    The Student Council began shortly after SMU opened its doors in 1915. The first president was Umphrey Lee, who later was elected the fourth President of SMU. In the early days, students voted for the usual positions of president, secretary and representatives, but they also voted for cheerleaders (until the 1970s) and editor of the student newspaper and Rotunda (until the 1960s).

    During the Depression, the Student Council twice voted to lower student activity fees and also used its voice to try to change policies to allow student dances to be held on campus. SMU held its first on-campus dance in 1940. During World War II, the Student Council raised $6,900 for War Bonds.

    The most notable changes to student governance and, in fact, all campus governance took place in 1970 with the creation of the University Assembly with faculty, student and administrative representatives. The University Assembly recommended student activity fees, planned university convocations, and established safety and security rules. During the 1970s, the Student Senate fought for continued "shared governance" through various petitions to the University President and Board of Trustees—especially concerning the forced resignation of University President Hardin in 1974.

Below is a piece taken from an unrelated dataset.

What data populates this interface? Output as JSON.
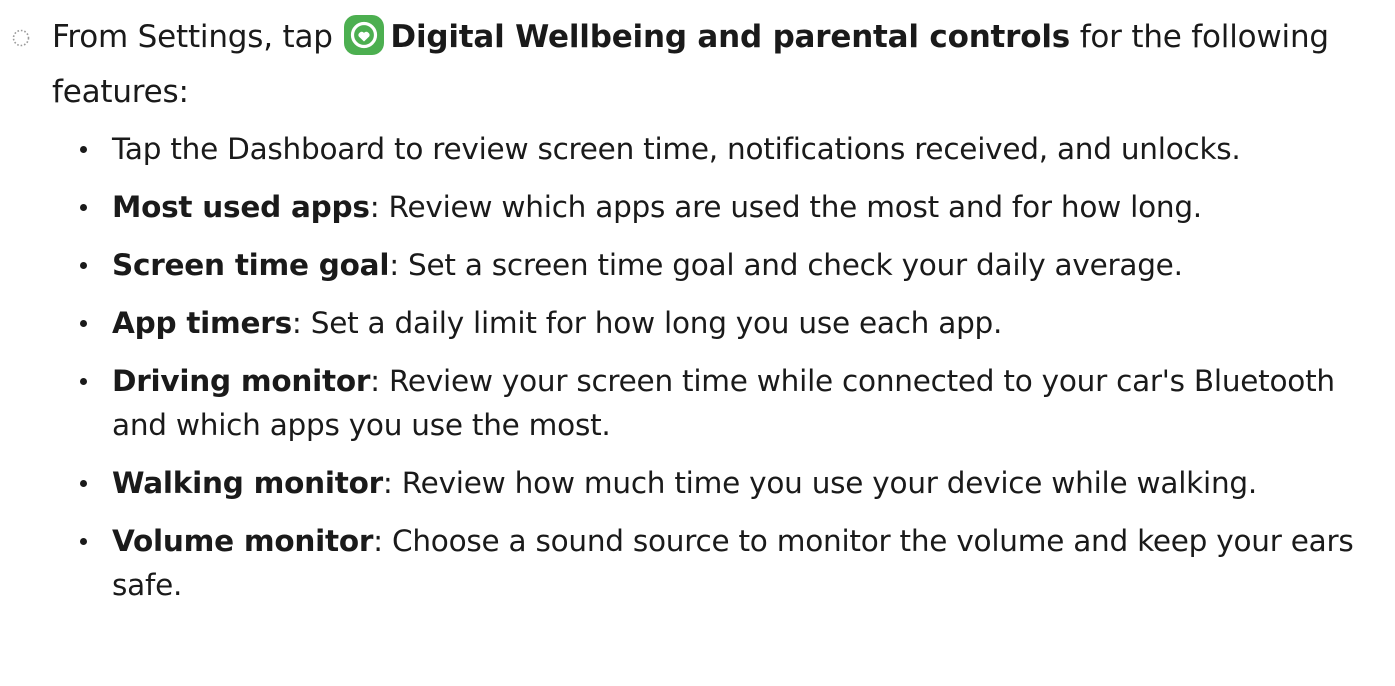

    From the 1980s until 2007, the Student Senate has

    • Created a standing committee for Faculty evaluations

    • Established the student Senate Scholarship Endowment Fund

    • Voted to fund campus-wide call boxes and established a fund for taxi service

    • Established a formal liaison between the Student Senate and the board of Governors

    • Debated fervently over the recognition of GLSSO (Gay/Lesbian Student Support Organization) and after several years voted to give recognition to this group

    • Established recycling programs

    • Proposed and funded "Three Weeks for Relief" campaign assisting students displaced by Hurricane Katrina.